Fred recently blogged about how there is such a large surplus of educational content that he would like to consume and yet he is unable to follow through on most of these pursuits. I would count myself in Fred's camp with regard to my desire to learn and my inability to finish course material. All of this fits into a narrative Fred and I have been discussing through our posts, namely credentialization. People don't really want to learn, or are at least not sufficiently motivated by learning alone. People want credentials; they want a diploma, a major, or a certificate that said I achieved XYZ and am thus fully equipped to take on task ABC.
Given the amount of free online course content though, there is not a corresponding set of exams and assessments that allow online students to earn credentials for the content they learn. For these mobile learners, as long as the test they've taken is a credible measure, their credential has weight. There already exists the infrastructure for this to happen because of structured distance learning programs (think ProctorU).

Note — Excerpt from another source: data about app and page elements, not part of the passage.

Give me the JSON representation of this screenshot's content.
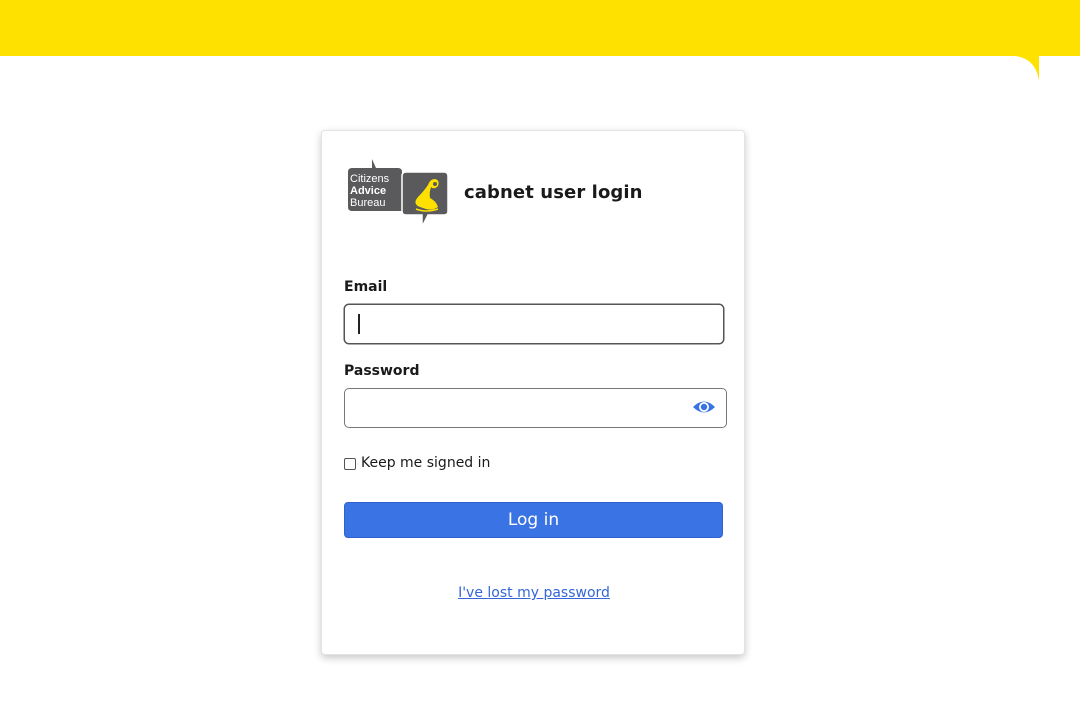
{
  "brand": {
    "logo_alt": "Citizens Advice Bureau",
    "logo_lines": [
      "Citizens",
      "Advice",
      "Bureau"
    ],
    "colors": {
      "banner_yellow": "#ffe100",
      "logo_grey": "#5a5a5c",
      "logo_yellow": "#ffe100",
      "primary_blue": "#3a73e4"
    }
  },
  "login": {
    "title": "cabnet user login",
    "email_label": "Email",
    "email_value": "",
    "password_label": "Password",
    "password_value": "",
    "show_password_icon": "eye-icon",
    "keep_signed_in_label": "Keep me signed in",
    "keep_signed_in_checked": false,
    "submit_label": "Log in",
    "lost_password_link": "I've lost my password"
  }
}
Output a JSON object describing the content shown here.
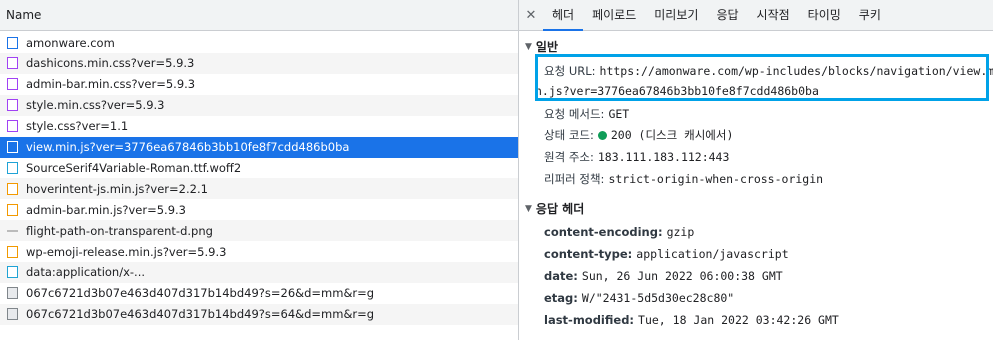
{
  "left": {
    "header": "Name",
    "files": [
      {
        "name": "amonware.com",
        "icon": "document-icon",
        "type": "doc"
      },
      {
        "name": "dashicons.min.css?ver=5.9.3",
        "icon": "css-file-icon",
        "type": "css"
      },
      {
        "name": "admin-bar.min.css?ver=5.9.3",
        "icon": "css-file-icon",
        "type": "css"
      },
      {
        "name": "style.min.css?ver=5.9.3",
        "icon": "css-file-icon",
        "type": "css"
      },
      {
        "name": "style.css?ver=1.1",
        "icon": "css-file-icon",
        "type": "css"
      },
      {
        "name": "view.min.js?ver=3776ea67846b3bb10fe8f7cdd486b0ba",
        "icon": "js-file-icon",
        "type": "js"
      },
      {
        "name": "SourceSerif4Variable-Roman.ttf.woff2",
        "icon": "font-file-icon",
        "type": "font"
      },
      {
        "name": "hoverintent-js.min.js?ver=2.2.1",
        "icon": "js-file-icon",
        "type": "js"
      },
      {
        "name": "admin-bar.min.js?ver=5.9.3",
        "icon": "js-file-icon",
        "type": "js"
      },
      {
        "name": "flight-path-on-transparent-d.png",
        "icon": "image-file-icon",
        "type": "dash"
      },
      {
        "name": "wp-emoji-release.min.js?ver=5.9.3",
        "icon": "js-file-icon",
        "type": "js"
      },
      {
        "name": "data:application/x-...",
        "icon": "font-file-icon",
        "type": "font"
      },
      {
        "name": "067c6721d3b07e463d407d317b14bd49?s=26&d=mm&r=g",
        "icon": "image-file-icon",
        "type": "img"
      },
      {
        "name": "067c6721d3b07e463d407d317b14bd49?s=64&d=mm&r=g",
        "icon": "image-file-icon",
        "type": "img"
      }
    ]
  },
  "tabs": [
    "헤더",
    "페이로드",
    "미리보기",
    "응답",
    "시작점",
    "타이밍",
    "쿠키"
  ],
  "general": {
    "title": "일반",
    "url_key": "요청 URL:",
    "url_line1": "https://amonware.com/wp-includes/blocks/navigation/view.mi",
    "url_line2": "n.js?ver=3776ea67846b3bb10fe8f7cdd486b0ba",
    "method_key": "요청 메서드:",
    "method_val": "GET",
    "status_key": "상태 코드:",
    "status_val": "200  (디스크 캐시에서)",
    "remote_key": "원격 주소:",
    "remote_val": "183.111.183.112:443",
    "referrer_key": "리퍼러 정책:",
    "referrer_val": "strict-origin-when-cross-origin"
  },
  "response_headers": {
    "title": "응답 헤더",
    "items": [
      {
        "k": "content-encoding:",
        "v": "gzip"
      },
      {
        "k": "content-type:",
        "v": "application/javascript"
      },
      {
        "k": "date:",
        "v": "Sun, 26 Jun 2022 06:00:38 GMT"
      },
      {
        "k": "etag:",
        "v": "W/\"2431-5d5d30ec28c80\""
      },
      {
        "k": "last-modified:",
        "v": "Tue, 18 Jan 2022 03:42:26 GMT"
      }
    ]
  },
  "colors": {
    "accent": "#1a73e8",
    "highlight": "#00a2e8",
    "status_ok": "#0f9d58"
  }
}
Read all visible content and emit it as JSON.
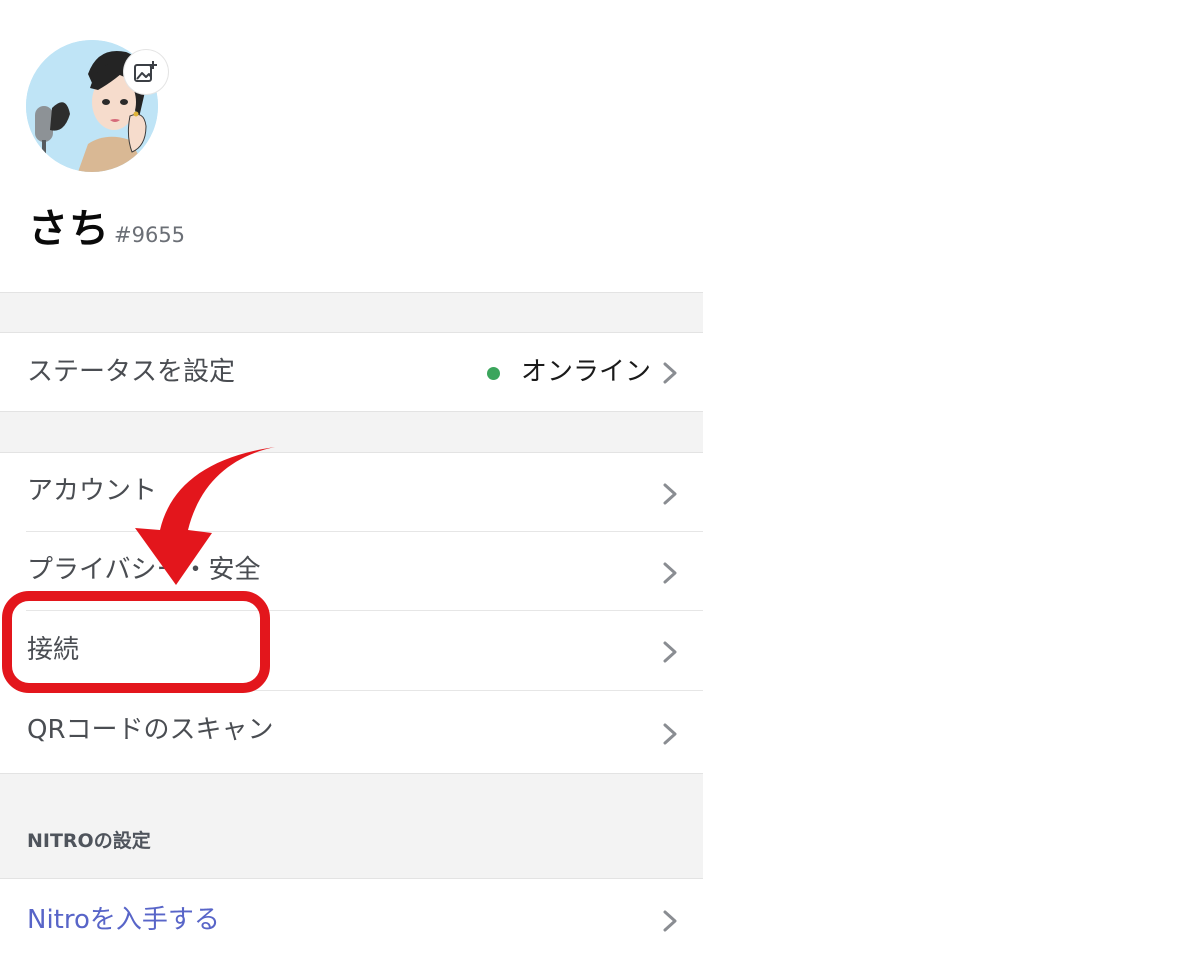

Testing is a large market but tends to be monopolistic or oligopolistic in nature. Yet there really isn't a market for students who learn online out of internal motivation. If there existed a credential hub online where you could go to achieve credit in a particular subject or course, it would not only increase the value of learning and the incentive to take advantage of free educational content, but it would be the first big step to breaking down the emphasis on signals and credentials in education. To give this idea its best chance, the assessments should be focused on higher education courses, since there exist no standardized assessments in this realm and plenty of educational content.
Now the question arises, why should anyone even want to take an online test to gain an online credential? What weight does it really carry on the labor market? Don't we need a reputation first? This is a difficult question but I'm not sure a reputation has to come first. Reputation is built as more users find the assessment sand credentials useful and a reliable indicator of ability. We could certainly run studies to further the value of a credential/assessment-hub to that extent. There is also the issue of grade inflation in many higher learning institutions which can be succumbed by standardized assessment (everyone has more confidence in someone who received a B and a 5 in AP Chemistry than in someone who received an A and a 3).
There are a lot of details I iron out in my project proposal, but the basic gist is that there is the potential to build the equivalent of a low-cost College Board for online education and higher education simultaneously.
Please let me know if this idea seems interesting or has any legs so that I can send you the project proposal to get feedback